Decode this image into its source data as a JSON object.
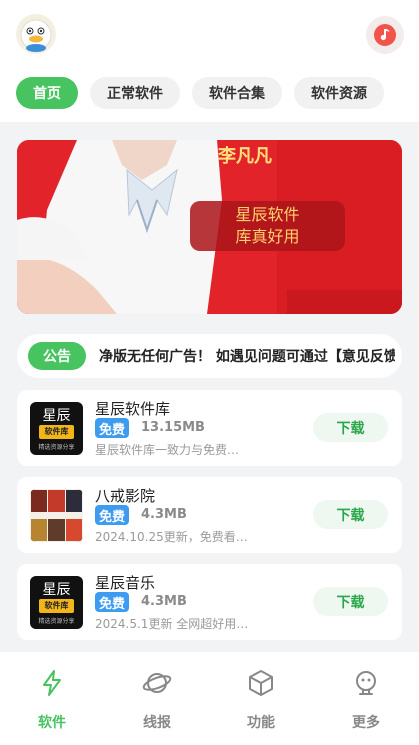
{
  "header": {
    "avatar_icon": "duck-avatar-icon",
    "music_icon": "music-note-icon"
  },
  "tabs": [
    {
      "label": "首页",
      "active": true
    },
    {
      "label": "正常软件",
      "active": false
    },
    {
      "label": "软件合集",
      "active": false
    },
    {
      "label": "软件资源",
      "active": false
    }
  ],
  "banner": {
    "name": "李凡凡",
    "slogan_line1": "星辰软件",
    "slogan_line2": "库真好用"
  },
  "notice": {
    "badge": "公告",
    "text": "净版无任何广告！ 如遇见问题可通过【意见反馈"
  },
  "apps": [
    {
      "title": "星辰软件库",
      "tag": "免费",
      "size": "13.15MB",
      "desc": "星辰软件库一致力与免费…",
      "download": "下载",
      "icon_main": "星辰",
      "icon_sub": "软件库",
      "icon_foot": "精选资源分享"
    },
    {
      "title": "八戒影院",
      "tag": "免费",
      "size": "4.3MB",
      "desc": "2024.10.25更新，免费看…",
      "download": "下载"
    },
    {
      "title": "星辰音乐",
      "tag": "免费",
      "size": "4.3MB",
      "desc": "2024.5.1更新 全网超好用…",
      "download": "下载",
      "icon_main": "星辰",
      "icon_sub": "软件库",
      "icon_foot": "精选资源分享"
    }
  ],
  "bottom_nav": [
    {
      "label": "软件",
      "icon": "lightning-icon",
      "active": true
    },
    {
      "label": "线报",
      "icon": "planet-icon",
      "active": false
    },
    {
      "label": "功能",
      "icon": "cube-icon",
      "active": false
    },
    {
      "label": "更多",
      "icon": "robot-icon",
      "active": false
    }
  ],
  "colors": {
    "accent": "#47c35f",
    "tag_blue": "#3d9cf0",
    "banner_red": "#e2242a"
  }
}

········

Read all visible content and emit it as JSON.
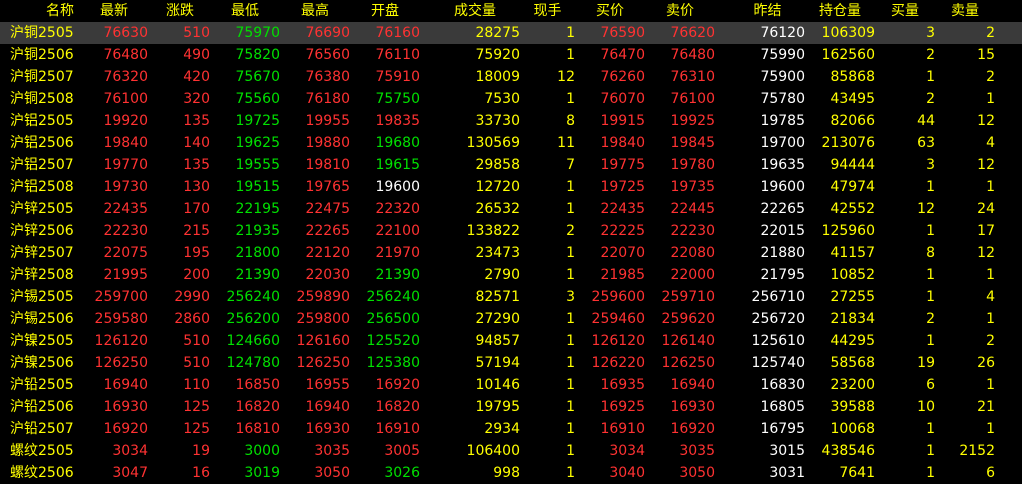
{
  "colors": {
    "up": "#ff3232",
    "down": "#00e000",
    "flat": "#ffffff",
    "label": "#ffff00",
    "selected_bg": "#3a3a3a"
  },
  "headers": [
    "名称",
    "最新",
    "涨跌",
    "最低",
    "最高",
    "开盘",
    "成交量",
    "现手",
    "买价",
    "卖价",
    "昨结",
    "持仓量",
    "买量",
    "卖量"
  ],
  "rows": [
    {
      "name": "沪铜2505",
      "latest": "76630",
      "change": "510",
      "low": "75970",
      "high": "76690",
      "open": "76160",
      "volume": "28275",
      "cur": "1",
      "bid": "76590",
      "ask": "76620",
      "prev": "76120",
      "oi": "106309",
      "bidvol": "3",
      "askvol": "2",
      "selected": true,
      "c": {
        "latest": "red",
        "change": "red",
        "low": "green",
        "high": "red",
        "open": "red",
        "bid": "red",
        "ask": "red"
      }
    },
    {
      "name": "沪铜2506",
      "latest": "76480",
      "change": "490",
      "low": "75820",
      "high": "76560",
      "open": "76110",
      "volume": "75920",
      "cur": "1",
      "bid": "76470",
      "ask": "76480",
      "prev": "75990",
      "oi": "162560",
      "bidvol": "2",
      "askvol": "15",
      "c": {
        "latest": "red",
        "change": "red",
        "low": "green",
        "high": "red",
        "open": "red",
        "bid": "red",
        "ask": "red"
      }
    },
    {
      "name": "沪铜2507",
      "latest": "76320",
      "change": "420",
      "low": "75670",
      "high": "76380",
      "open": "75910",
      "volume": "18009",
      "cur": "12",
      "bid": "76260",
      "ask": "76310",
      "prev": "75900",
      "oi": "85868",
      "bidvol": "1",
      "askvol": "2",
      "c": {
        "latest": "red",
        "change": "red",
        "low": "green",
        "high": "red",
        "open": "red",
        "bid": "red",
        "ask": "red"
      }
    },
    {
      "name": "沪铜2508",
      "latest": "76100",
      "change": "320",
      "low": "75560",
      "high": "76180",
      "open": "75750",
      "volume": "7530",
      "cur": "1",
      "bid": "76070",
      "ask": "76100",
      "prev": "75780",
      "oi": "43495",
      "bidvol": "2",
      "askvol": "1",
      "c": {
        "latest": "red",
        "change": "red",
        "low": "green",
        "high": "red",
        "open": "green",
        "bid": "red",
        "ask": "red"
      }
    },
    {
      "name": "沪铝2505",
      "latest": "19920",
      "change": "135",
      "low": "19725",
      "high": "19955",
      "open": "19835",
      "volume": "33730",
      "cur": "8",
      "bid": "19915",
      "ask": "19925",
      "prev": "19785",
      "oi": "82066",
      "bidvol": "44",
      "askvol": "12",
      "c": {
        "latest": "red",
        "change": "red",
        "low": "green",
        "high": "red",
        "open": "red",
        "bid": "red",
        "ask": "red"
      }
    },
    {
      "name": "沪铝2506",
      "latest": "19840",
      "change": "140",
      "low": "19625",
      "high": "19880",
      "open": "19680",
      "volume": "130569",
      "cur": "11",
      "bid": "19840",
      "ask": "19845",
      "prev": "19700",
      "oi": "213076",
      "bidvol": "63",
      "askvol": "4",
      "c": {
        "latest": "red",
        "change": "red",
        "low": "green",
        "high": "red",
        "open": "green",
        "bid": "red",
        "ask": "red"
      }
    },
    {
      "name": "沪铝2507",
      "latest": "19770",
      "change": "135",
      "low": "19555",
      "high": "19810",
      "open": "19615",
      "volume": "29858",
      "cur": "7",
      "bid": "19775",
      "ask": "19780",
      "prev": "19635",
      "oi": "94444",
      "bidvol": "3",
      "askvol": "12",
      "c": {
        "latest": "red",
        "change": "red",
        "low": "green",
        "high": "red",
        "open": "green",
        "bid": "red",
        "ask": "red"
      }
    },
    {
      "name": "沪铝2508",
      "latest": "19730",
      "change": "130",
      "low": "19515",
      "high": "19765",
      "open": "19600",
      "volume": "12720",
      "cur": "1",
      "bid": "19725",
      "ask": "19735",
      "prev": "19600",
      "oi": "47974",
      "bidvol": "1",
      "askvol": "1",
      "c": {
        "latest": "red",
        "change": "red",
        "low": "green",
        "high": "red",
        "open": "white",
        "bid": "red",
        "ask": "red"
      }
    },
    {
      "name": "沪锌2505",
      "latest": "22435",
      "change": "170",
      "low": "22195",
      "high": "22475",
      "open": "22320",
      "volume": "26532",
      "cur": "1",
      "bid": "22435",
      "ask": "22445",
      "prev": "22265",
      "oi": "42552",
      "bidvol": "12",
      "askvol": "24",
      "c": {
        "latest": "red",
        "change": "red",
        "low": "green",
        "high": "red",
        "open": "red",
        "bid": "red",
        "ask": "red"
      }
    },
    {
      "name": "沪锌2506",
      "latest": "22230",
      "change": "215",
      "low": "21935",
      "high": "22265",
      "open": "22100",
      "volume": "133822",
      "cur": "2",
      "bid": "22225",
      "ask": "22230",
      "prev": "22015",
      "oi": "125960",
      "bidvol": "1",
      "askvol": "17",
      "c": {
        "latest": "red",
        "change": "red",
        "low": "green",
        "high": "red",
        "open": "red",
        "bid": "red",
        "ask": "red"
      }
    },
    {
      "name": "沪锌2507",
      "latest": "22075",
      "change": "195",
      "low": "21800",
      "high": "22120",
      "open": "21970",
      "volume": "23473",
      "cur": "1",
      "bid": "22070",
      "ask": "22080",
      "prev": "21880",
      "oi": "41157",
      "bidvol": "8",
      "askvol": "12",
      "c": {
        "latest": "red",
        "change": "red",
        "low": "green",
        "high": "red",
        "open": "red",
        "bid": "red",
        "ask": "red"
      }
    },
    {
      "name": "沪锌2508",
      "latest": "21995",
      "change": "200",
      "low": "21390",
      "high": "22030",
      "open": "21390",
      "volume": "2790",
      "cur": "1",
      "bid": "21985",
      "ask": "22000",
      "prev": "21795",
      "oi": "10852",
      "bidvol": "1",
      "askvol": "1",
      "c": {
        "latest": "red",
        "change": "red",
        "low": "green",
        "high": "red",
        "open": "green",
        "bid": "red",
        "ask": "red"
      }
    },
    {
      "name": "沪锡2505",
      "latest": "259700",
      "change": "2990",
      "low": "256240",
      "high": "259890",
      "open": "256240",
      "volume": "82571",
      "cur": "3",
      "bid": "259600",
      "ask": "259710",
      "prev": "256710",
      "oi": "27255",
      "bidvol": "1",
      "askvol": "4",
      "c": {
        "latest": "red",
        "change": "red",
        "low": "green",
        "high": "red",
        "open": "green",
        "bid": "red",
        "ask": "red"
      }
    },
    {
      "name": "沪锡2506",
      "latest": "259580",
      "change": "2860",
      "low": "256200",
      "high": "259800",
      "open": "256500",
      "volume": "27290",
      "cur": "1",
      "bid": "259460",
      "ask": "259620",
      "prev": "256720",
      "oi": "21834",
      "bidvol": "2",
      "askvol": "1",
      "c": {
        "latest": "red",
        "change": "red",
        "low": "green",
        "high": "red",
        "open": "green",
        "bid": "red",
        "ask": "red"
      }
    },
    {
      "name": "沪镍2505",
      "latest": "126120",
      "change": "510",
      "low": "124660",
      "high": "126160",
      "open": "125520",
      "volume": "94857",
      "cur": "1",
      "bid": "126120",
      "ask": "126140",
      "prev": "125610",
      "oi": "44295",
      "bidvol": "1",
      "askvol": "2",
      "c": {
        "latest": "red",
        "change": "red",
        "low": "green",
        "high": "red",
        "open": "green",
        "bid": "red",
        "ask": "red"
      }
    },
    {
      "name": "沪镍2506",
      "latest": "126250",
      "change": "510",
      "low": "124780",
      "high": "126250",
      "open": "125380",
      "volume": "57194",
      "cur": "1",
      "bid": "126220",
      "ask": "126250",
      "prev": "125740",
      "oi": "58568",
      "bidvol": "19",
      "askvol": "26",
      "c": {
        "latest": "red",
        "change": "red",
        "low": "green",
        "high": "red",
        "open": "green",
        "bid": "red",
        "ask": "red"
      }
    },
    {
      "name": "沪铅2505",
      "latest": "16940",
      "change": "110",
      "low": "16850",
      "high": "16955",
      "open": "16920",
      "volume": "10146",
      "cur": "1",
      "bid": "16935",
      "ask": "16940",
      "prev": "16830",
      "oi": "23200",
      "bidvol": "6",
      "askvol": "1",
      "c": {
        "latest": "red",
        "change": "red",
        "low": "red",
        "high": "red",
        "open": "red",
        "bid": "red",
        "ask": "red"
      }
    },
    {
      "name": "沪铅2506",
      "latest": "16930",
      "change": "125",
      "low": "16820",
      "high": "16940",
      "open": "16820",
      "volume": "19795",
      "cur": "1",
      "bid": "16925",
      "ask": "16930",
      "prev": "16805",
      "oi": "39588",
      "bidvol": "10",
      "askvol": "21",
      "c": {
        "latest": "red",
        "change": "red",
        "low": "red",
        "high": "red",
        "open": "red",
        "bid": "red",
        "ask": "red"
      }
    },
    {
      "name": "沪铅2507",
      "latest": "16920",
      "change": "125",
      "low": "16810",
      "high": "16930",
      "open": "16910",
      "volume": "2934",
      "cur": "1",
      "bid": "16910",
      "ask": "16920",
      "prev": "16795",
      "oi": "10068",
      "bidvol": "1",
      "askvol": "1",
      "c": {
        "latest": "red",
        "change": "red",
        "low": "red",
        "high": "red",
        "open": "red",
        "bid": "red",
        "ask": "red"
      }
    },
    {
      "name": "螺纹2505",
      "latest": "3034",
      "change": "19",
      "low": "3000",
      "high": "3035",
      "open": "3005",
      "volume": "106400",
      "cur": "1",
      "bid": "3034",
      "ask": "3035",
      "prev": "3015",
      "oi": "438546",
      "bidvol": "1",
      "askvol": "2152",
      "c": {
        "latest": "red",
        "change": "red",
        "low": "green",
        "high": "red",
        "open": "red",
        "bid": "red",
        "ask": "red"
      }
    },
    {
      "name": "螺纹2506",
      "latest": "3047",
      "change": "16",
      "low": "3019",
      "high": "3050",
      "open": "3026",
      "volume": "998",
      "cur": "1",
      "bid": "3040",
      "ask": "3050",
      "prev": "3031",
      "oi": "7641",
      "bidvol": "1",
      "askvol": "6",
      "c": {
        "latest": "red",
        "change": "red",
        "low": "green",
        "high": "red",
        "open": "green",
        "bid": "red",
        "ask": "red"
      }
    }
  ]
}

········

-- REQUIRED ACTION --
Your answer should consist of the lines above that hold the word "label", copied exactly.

-- EXERCISE SOLUTION --
      "label": "首页",
      "label": "正常软件",
      "label": "软件合集",
      "label": "软件资源",
      "label": "软件",
      "label": "线报",
      "label": "功能",
      "label": "更多",
    "label": "#ffff00",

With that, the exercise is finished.